While Cairns only became CEO since 2019, he has been with the company since 2007 and an executive since 2015. The company simply said he left for “personal reasons” and would be replaced by CFO Kirsten Morton as interim CEO.
He departs owning ~1.178 million shares worth over $35 million at today’s share price of $30.07, along with stakes in a handful of other ASX-listed funds by Magellan.
It came just a day after the company unveiled 1% growth in funds under management – from $114.8 billion to $116.4 billion in the month of November.
While Magellan shares are up 13% in three years they are well down from the $73.67 peak reached in February 2020, and today dropped by another 2.5%.
Conversely, one of its rivals on the ASX, Pinnacle (ASX:PNI), is up 135% in the past two years.
Three other ASX financial companies released performance updates with one being Bank of Queensland (ASX:BOQ).
The bank, which is holding its AGM today, said it had experienced net interest margin headwinds in the September quarter as a result of tougher trading conditions, yield curve volatility and increased fixed rate lending.
While these trends will result in a lower margin than expected, it also tipped 1% lower expenses and a positive Jaws ratio. (A bank’s Jaws ratio demonstrates that it is effectively generating more income over time than expenses).
Meanwhile, GQG Partners (ASX:GQG), a US asset manager which only listed on the ASX recently, reported a 3.4% drop in funds under management – from US$90.4 billion to US$87.3 billion.
While US equities slightly increased in value, its other international equities fell by US$1.9 billion.
Its shares are down by ~12% since its IPO – which was the biggest of 2021.

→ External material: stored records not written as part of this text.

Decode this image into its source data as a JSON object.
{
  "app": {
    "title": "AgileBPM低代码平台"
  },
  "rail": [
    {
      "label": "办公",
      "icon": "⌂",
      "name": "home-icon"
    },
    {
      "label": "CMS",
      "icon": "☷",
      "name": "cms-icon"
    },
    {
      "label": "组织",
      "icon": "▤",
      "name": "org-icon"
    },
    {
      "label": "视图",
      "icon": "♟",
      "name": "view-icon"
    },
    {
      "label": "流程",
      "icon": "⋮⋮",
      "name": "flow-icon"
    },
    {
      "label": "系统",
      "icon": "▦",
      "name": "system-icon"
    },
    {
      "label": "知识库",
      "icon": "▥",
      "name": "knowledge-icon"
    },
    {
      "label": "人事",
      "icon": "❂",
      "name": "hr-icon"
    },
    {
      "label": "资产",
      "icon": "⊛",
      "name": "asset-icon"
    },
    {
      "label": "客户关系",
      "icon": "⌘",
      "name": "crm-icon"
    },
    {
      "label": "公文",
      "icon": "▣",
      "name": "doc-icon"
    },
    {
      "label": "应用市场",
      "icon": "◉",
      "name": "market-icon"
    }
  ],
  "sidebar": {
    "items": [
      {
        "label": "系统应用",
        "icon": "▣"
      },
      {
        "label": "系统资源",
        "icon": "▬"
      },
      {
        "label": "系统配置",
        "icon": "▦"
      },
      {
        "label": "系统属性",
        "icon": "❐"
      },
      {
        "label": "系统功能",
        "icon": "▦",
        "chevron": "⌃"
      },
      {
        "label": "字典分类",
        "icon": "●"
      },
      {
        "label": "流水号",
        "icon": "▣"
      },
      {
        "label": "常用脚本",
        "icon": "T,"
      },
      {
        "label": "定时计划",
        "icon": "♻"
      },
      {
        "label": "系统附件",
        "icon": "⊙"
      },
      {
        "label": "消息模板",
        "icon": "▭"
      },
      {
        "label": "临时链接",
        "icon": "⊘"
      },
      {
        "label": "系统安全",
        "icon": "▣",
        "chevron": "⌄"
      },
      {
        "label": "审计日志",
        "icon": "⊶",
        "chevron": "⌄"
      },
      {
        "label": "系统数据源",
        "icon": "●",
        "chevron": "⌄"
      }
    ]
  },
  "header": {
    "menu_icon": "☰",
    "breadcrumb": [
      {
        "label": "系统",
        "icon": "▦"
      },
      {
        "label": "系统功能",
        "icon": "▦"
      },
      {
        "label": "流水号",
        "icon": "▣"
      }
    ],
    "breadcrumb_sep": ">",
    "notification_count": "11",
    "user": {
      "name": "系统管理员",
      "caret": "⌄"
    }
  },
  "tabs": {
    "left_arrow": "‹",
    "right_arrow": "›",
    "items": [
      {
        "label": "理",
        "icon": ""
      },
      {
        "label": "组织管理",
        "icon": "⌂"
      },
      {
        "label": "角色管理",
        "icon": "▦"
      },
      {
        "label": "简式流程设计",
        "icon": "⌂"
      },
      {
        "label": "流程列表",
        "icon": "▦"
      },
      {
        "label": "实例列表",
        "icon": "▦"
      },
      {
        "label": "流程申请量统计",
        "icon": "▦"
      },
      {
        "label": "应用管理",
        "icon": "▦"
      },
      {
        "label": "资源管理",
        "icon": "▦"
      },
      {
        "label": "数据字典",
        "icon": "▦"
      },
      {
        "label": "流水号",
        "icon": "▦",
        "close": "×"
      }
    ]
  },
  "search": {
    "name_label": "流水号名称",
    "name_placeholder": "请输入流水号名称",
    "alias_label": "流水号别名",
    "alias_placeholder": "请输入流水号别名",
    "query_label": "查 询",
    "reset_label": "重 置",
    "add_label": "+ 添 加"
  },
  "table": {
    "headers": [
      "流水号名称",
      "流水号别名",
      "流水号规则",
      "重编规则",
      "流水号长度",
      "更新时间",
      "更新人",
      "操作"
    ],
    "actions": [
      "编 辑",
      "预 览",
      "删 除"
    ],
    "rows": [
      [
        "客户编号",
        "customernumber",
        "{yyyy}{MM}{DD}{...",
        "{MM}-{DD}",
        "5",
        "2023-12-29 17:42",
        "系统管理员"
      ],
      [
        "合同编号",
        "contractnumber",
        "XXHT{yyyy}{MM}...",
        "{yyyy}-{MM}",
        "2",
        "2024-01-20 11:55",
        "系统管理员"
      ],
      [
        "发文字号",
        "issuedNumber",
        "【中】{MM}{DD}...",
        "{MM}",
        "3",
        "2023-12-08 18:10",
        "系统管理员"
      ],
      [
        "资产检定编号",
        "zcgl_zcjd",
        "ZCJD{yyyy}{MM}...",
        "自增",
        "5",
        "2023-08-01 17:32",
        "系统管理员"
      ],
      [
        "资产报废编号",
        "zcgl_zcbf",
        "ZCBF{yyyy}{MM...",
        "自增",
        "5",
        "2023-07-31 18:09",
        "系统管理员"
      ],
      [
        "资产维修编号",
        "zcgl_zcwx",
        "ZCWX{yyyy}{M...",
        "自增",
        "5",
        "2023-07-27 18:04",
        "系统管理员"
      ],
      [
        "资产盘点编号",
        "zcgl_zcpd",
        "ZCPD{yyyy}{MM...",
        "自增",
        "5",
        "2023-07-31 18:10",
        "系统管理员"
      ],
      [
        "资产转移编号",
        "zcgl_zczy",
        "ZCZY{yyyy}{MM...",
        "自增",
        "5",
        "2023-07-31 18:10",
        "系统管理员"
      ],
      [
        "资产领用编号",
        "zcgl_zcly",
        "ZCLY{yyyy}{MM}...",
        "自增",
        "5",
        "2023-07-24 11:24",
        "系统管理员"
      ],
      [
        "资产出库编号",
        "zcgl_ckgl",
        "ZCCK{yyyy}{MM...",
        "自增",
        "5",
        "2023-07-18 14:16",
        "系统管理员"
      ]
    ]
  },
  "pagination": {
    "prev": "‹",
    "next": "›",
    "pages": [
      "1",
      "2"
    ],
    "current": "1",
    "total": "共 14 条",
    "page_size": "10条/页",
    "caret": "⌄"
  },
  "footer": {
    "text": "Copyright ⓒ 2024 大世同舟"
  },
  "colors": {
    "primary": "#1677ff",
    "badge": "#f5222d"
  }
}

Since June 30, 2021 its loan book has grown 31.3% from $3.52 billion.
Nevertheless, the company warned shareholders not to expect linear growth.